At the end of March, a specially equipped vessel will sail from the Mexican port of Progreso to a point 30 kilometers offshore. There, in water 17 meters deep, the boat will sink three pylons and raise itself above the waves, creating a stable platform. By 1 April, the team plans to start drilling, quickly churning through 500 meters of limestone that were deposited on the sea floor since the impact. After that, the drillers will extract core samples, in 3-meter-long increments, as they go deeper. For 
2 months, they will work day and night in an attempt to go down another kilometer, looking for changes in rock types, cataloging microfossils, and collecting DNA samples.

New Elizabethkingia Cases

Thursday, March 17th, 2016

Elizabethkingia is spreading in Wisconsin and traveling north, with 6 new cases reported, according to an update from the Department of Health Services (DHS) Wednesday afternoon, 16 Mar 2016.

To date there are 54 confirmed cases in Wisconsin, prompting the federal government to send additional investigators to determine the source of the deadly bacterial blood infection which has claimed the lives of 17 people. However, officials can’t say if they died from the bacterial infection or an underlying medical issue, since the illness usually affects people with compromised immune systems or serious underlying health conditions.

Back on 2 Mar 2016, The Wisconsin DHS, Division of Public Health (DPH) announced it is investigating the outbreak. The CDC initially sent 3 investigators to Wisconsin, but that number has now increased to 8, according a public affairs specialist with the CDC. On 8 Feb 2016, the Wisconsin Division of Public Health requested that CDC send a team to assist with their investigation into the outbreak.

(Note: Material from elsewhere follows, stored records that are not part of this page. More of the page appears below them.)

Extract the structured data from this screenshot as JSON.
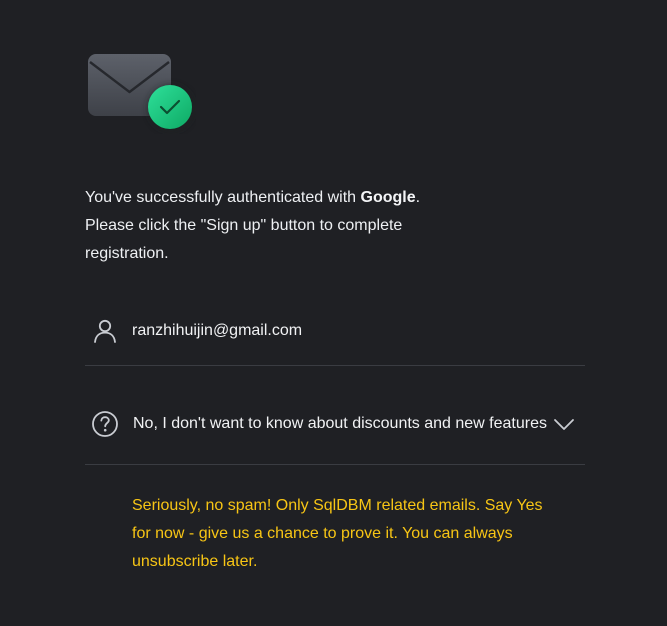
{
  "auth_message": {
    "line1_prefix": "You've successfully authenticated with ",
    "provider": "Google",
    "line1_suffix": ".",
    "line2": "Please click the \"Sign up\" button to complete registration."
  },
  "email_field": {
    "icon": "user-icon",
    "value": "ranzhihuijin@gmail.com"
  },
  "subscription_select": {
    "icon": "question-circle-icon",
    "value": "No, I don't want to know about discounts and new features",
    "dropdown_icon": "chevron-down-icon"
  },
  "spam_note": "Seriously, no spam! Only SqlDBM related emails. Say Yes for now - give us a chance to prove it. You can always unsubscribe later.",
  "colors": {
    "background": "#1f2024",
    "text": "#eef0f3",
    "accent_green": "#19c27a",
    "warning_yellow": "#f7c515",
    "divider": "#3a3c42"
  }
}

O’Tolley’s Linked to Multistate E. Coli Outbreak

Wednesday, March 16th, 2016

A multistate  E. coli outbreak has been linked to food served at O’Tolley’s. The outbreak includes 5 cases in Minnesota and one in Kansas. Other states may also be included. At least one person has been hospitalized with hemolytic uremic syndrome (HUS) a complication of E. coli infections that causes kidney failure, seizure, stroke, coma and death. HUS most often affects children. Pizza dough is a suspected source of the outbreak. But, health officials have not yet determined how the contamination occurred.

West Virginia Earthquake Shakes Up Residents

Monday, December 21st, 2015

Morgantown, WV- An unexpected shaking woke some area residents late last night.  With an epicenter two miles below ground and located near the small town of Three Churches, the 4.3 magnitude earthquake was detected as far away as Maine.  Seismic activity is uncommon in our region, so while there may be small aftershocks today, there is no indication that more “shakes” are coming.